The electoral system in presidential elections is only used during the general election and not during the primaries. Each state has a certain number of designated electoral votes based on the population of that state. For example, a rural state like Idaho only has 4 electoral votes, but a populous state like California has 55 electoral votes.
What happens is that the voters cast their ballots in each state for who they want to be president of the United States. Once all the votes have been cast and counted, ALL
the electoral votes of that state go to the winner of the popular vote within that state.
So lets say that in California, John Kerry gets 57% of the vote, and George Bush gets 34% of the vote, and independent candidates get the remaining 9% of the vote. Because John Kerry got a majority, all 55 electoral votes will be awarded to the Democratic party, and thus John Kerry will have "won" california. He now has 55 electoral votes to his name.
Now let's say that in Texas, which has 34 electoral votes, George Bush wins with 72% of the popular vote. (just as an example). Then all 34 electoral votes from Texas become his.

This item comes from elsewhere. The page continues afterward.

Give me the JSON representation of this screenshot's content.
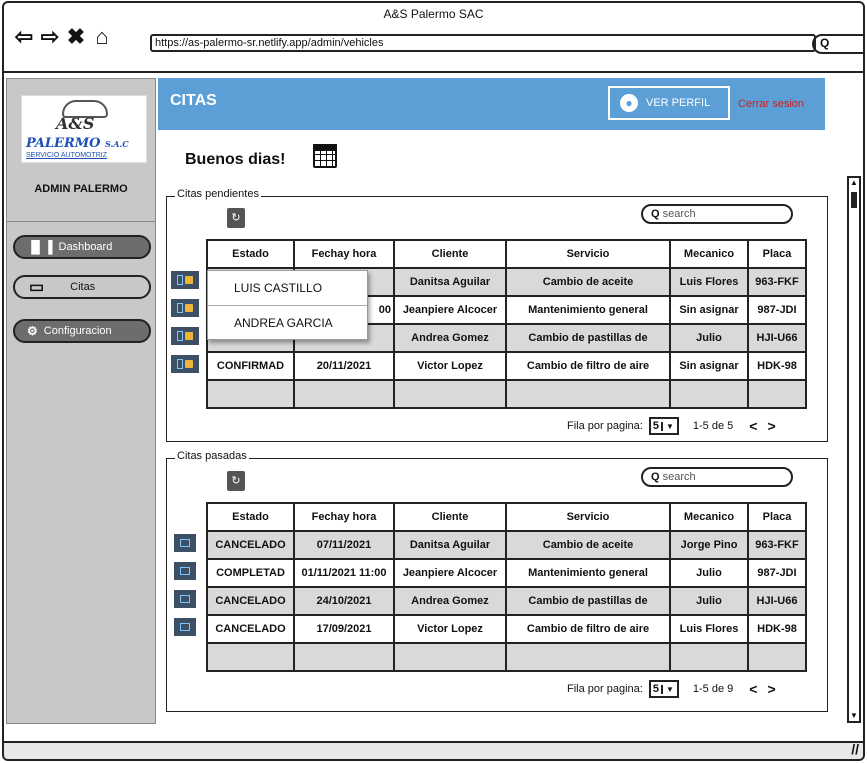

This continues, state by state, until the election is over. As a candidate wins a state, the electoral votes from that state become his. At the end of the election, whoever has won the most electoral votes, becomes President of the United States.
In the event of a tie, the supreme court will decide who becomes president, as far as I know. That almost had to happen in 2000, as it was unclear who had won florida. Lots of unaccounted votes made it hard to tell who won the popular vote in that state, and thus the electoral votes first went to Gore, then to Bush, and stalled there while recount after recount took place. The supreme court stopped the recount, leaving Bush with the electoral votes and the victory in the 2000 election. We may not ever truly know just what the final results in florida were. But, that's over and done with now.
Hopefully that will explain how it works.
I suggest to get a better idea you check out this page. It's an interactive map on John Edward's site which shows you who would have to win what states to get enough electoral votes to become president:
Check it out! 100% unbiased and educational.